| Work required |
Pick every line from the data that holds the word "title".

(Items from a dataset)
Segment Open
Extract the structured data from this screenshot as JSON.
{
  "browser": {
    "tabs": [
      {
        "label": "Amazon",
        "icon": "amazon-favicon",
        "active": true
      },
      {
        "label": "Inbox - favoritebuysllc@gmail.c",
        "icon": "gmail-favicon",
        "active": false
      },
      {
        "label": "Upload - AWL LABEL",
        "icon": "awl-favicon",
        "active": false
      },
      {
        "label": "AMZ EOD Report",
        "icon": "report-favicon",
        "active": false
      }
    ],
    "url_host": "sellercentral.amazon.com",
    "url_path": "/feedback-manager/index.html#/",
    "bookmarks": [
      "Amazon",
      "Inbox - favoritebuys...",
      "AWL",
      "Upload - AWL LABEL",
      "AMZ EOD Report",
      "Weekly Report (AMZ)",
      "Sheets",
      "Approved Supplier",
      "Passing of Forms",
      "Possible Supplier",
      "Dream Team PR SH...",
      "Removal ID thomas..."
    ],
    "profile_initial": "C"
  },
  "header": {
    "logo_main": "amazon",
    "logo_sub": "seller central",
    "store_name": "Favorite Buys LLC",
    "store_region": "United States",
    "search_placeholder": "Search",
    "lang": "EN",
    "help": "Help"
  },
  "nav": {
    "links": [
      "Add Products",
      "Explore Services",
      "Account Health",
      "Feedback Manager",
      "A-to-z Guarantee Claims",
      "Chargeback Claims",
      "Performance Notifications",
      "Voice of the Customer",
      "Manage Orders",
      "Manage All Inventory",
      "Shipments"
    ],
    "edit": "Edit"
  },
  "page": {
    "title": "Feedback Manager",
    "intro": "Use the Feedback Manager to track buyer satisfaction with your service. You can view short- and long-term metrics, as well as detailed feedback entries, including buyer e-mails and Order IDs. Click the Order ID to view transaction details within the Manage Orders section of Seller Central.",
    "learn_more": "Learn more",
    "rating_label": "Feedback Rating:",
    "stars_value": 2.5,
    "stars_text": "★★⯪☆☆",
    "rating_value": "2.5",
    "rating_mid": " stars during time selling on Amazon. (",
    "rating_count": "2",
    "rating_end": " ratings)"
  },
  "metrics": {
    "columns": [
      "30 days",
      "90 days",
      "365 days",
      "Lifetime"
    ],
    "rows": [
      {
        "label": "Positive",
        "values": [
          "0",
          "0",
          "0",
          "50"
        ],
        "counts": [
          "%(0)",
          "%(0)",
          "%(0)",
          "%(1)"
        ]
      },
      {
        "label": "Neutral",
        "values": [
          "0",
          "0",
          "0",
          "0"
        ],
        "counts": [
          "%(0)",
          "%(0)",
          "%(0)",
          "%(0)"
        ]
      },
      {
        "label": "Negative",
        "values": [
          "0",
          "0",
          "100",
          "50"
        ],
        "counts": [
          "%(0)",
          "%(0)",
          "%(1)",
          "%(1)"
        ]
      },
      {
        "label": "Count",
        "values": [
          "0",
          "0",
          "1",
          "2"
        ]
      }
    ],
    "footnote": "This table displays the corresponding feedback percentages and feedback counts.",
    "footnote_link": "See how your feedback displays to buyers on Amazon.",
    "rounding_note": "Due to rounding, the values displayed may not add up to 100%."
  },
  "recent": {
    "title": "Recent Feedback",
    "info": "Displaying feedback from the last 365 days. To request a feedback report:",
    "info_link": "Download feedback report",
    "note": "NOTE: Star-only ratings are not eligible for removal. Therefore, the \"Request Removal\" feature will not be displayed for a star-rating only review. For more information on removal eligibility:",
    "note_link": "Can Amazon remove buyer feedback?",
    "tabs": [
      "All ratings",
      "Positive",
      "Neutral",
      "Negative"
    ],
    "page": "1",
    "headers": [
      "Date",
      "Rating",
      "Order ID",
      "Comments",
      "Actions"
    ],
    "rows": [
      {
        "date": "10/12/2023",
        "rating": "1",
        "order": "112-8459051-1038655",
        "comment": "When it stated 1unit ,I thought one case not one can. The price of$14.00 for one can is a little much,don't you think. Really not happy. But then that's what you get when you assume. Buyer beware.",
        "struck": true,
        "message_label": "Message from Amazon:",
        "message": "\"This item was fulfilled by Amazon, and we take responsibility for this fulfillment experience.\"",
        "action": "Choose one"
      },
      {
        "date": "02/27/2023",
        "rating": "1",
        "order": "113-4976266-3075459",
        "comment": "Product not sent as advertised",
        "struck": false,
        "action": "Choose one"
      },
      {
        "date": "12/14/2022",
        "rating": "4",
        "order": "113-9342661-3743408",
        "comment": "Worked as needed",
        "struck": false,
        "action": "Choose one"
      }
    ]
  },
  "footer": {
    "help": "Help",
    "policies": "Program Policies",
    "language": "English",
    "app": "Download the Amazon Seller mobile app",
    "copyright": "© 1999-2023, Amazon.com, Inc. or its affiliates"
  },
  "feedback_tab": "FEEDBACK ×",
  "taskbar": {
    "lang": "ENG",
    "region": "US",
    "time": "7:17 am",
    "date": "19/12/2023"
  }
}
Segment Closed
| Result for this exercise |
    "title": "Feedback Manager",
    "title": "Recent Feedback",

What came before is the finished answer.